Records from a data collection:
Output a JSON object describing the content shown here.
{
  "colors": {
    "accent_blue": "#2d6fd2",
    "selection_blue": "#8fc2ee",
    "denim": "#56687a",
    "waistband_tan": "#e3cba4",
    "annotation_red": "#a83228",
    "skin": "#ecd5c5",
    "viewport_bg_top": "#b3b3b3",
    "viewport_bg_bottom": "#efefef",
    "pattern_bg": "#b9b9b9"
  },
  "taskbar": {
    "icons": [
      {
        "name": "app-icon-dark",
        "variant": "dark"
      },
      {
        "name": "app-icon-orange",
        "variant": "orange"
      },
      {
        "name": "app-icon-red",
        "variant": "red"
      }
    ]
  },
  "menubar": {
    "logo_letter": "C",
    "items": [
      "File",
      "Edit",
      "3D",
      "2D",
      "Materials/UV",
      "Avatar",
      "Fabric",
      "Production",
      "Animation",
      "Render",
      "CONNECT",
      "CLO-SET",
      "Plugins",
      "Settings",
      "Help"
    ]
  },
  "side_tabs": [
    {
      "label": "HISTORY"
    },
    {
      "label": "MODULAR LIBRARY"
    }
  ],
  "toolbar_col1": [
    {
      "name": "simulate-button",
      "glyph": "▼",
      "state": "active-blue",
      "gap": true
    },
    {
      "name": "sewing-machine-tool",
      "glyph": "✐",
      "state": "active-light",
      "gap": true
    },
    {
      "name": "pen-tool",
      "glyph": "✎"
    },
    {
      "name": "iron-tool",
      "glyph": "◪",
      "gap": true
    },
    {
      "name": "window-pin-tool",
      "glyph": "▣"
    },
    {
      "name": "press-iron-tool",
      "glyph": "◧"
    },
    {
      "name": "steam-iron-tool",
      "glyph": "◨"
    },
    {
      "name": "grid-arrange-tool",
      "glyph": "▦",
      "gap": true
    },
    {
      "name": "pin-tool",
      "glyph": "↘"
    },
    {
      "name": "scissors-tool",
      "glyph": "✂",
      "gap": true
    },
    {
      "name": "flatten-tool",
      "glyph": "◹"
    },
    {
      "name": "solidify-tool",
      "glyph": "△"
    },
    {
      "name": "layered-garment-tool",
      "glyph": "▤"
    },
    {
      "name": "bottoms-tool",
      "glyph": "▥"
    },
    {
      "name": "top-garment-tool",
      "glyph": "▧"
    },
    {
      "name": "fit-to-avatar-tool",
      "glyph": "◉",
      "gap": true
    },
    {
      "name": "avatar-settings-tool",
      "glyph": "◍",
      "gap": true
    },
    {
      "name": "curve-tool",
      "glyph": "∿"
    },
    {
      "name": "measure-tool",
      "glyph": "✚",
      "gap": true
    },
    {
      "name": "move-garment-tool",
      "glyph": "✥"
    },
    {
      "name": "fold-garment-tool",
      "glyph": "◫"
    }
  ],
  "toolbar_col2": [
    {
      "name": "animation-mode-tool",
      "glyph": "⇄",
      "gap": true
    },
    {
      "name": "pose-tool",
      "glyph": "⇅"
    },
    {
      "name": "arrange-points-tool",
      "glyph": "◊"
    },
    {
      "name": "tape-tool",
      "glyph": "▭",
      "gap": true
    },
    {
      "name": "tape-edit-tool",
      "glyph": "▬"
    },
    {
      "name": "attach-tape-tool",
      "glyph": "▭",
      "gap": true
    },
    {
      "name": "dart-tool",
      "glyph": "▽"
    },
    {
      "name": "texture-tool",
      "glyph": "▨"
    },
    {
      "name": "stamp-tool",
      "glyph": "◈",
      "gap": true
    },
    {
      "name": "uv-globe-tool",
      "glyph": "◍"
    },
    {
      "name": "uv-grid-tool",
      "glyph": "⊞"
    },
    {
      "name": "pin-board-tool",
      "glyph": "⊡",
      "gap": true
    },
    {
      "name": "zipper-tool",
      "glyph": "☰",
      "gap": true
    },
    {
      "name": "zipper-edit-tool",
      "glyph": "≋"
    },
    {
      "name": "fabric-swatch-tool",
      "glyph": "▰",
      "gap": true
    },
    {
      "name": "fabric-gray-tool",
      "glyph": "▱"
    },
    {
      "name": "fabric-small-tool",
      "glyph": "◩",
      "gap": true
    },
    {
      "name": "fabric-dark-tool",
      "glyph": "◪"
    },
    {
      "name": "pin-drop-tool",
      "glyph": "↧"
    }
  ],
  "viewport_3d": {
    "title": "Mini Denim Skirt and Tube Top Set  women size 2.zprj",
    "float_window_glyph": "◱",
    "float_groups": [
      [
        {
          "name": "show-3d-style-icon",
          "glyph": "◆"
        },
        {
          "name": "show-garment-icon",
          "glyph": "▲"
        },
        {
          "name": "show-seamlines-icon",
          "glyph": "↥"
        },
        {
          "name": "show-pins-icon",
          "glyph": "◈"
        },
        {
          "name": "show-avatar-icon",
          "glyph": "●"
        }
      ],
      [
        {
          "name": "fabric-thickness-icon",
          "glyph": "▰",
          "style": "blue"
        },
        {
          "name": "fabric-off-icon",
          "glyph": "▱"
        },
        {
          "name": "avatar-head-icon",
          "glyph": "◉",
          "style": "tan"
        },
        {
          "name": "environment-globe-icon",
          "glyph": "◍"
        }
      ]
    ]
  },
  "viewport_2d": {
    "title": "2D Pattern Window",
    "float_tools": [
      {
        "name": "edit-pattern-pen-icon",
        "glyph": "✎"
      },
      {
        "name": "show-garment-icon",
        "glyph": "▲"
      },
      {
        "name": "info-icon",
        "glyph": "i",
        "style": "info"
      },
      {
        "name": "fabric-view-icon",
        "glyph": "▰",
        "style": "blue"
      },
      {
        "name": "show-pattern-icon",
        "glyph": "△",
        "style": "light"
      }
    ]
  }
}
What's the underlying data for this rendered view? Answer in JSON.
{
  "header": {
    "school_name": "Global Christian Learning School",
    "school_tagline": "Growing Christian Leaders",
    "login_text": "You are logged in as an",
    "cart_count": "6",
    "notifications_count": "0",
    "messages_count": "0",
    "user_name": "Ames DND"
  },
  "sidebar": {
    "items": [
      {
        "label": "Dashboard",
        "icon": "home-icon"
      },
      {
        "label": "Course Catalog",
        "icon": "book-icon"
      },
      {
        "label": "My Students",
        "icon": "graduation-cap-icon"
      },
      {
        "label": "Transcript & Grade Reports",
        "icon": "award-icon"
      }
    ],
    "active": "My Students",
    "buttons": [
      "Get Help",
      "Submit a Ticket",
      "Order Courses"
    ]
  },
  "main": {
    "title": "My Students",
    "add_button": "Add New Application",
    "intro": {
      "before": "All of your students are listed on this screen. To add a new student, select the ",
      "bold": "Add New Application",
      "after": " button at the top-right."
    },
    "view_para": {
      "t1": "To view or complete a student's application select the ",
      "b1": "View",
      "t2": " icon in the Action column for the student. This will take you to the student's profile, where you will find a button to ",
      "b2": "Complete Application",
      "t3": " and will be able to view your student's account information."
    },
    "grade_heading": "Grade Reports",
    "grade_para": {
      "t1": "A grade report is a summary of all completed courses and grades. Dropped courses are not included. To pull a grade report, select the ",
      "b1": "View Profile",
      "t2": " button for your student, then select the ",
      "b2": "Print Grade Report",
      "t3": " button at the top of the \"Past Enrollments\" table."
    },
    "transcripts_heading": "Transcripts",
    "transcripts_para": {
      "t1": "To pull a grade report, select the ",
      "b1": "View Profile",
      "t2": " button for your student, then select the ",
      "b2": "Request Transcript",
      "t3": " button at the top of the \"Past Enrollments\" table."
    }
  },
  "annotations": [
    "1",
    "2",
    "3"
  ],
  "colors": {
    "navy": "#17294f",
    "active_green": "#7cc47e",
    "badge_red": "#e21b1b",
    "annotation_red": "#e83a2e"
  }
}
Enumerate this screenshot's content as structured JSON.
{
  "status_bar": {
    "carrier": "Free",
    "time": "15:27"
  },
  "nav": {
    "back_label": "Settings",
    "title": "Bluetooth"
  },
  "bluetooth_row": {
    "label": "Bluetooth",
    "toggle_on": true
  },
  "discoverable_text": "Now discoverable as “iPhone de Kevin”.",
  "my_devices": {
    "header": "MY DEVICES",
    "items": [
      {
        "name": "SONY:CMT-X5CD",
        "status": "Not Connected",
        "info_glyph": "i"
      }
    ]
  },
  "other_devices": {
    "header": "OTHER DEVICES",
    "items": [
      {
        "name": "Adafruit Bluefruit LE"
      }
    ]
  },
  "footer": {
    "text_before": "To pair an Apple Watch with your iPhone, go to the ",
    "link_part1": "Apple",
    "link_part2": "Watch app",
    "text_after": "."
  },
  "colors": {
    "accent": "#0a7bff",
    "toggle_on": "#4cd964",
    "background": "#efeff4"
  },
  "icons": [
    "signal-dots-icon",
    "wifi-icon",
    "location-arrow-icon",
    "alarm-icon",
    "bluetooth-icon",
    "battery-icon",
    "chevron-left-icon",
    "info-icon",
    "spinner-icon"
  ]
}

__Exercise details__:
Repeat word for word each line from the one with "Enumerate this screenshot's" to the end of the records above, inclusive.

__Answer__:
Enumerate this screenshot's content as structured JSON.
{
  "status_bar": {
    "carrier": "Free",
    "time": "15:27"
  },
  "nav": {
    "back_label": "Settings",
    "title": "Bluetooth"
  },
  "bluetooth_row": {
    "label": "Bluetooth",
    "toggle_on": true
  },
  "discoverable_text": "Now discoverable as “iPhone de Kevin”.",
  "my_devices": {
    "header": "MY DEVICES",
    "items": [
      {
        "name": "SONY:CMT-X5CD",
        "status": "Not Connected",
        "info_glyph": "i"
      }
    ]
  },
  "other_devices": {
    "header": "OTHER DEVICES",
    "items": [
      {
        "name": "Adafruit Bluefruit LE"
      }
    ]
  },
  "footer": {
    "text_before": "To pair an Apple Watch with your iPhone, go to the ",
    "link_part1": "Apple",
    "link_part2": "Watch app",
    "text_after": "."
  },
  "colors": {
    "accent": "#0a7bff",
    "toggle_on": "#4cd964",
    "background": "#efeff4"
  },
  "icons": [
    "signal-dots-icon",
    "wifi-icon",
    "location-arrow-icon",
    "alarm-icon",
    "bluetooth-icon",
    "battery-icon",
    "chevron-left-icon",
    "info-icon",
    "spinner-icon"
  ]
}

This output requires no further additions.